There are important differences between refugee situations within Egypt, Lebanon, and Jordan. In Egypt and Lebanon, for instance, Syrian refugees live only in urban settings. But Jordan has also had to erect camps to deal with the influx, such as the Zaatari refugee camp, which has a current population of over 80,000 and is gradually evolving into a permanent settlement. Assisting refugees living in a camp is entirely different to assisting refugees living amongst urban populations, and a system that could be used in the different countries needed to be able to deal with the different contexts.
4. Refine solutions
Identifying refugees' common needs
The first step in designing the second version of RAIS was identifying the three countries’ common needs. Whether a refugee arrives in Jordan, Lebanon or Egypt, UNHCR’s mission remains the same. Consequently, the function RAIS needs to fulfill – to help plan and record assistance provided to refugees, and thus enable officers to find solutions with maximum impact – also remains the same across regions.

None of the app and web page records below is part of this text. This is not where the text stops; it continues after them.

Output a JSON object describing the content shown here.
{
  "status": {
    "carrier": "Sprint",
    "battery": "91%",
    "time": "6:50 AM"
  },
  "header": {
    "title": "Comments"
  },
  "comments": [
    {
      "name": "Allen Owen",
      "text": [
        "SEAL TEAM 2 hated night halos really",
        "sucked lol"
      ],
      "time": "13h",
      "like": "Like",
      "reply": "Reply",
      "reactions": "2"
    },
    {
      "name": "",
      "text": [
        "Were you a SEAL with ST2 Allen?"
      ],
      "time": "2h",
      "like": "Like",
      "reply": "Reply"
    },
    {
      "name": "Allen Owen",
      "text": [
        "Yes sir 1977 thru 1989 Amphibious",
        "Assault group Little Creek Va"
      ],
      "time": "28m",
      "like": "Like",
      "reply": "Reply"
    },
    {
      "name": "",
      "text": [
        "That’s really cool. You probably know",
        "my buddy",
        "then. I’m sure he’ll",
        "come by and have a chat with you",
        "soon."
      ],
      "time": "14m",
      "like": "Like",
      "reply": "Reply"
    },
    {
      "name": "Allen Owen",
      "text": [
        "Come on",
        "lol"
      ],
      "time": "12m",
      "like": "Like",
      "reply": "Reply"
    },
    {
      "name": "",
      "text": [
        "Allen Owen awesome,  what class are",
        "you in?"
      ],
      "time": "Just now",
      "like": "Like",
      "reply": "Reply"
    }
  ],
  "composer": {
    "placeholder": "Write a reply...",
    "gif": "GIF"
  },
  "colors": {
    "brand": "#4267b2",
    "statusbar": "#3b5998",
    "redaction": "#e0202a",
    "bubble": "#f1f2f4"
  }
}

Following numerous close consultations with operations, a total of eight common needs were identified in this step. Only a few of these had been covered by the old version of RAIS, which had just two modules. The new RAIS features ten modules. These include a smart search function to find and check refugee profiles; an improved referral system to facilitate communication between partners; an enhanced reports system for keeping track of assistance; mobile data collection so that information gathered during house visits can be uploaded immediately; and a service to manage the appeal for refugee assistance.
5. Scale solutions
A global and more efficient online tool
As the new RAIS was designed incrementally, with small adjustments being made with every step, and continuous development between the releases of modules, no major revisions of the system required at any point. The finished product was rolled-out in Lebanon in 2014, and in Egypt in 2015.
Some stakeholders have complained the new online tool does not cover every one of their specific needs. However, this was a trade-off to ensure that the RAIS remains a global tool, one that allows decisions about what kind of assistance needs to be provided to a refugee next can be made much more quickly – and with a better overview. Indeed, the new version has become a sort of flagship product representing the leadership role of UNHCR in the refugee response in both Jordan and Lebanon, and it could be rolled-out to further countries if necessary.
To date, RAIS is being used by more than 200 implementing and operational partners in Jordan, Egypt, and Lebanon. Already the system has helped to help over 1.6 million displaced peoples within the three countries: over 90,000 in Egypt, 815,000 in Jordan, and 600,000 in Lebanon. That number increases every day.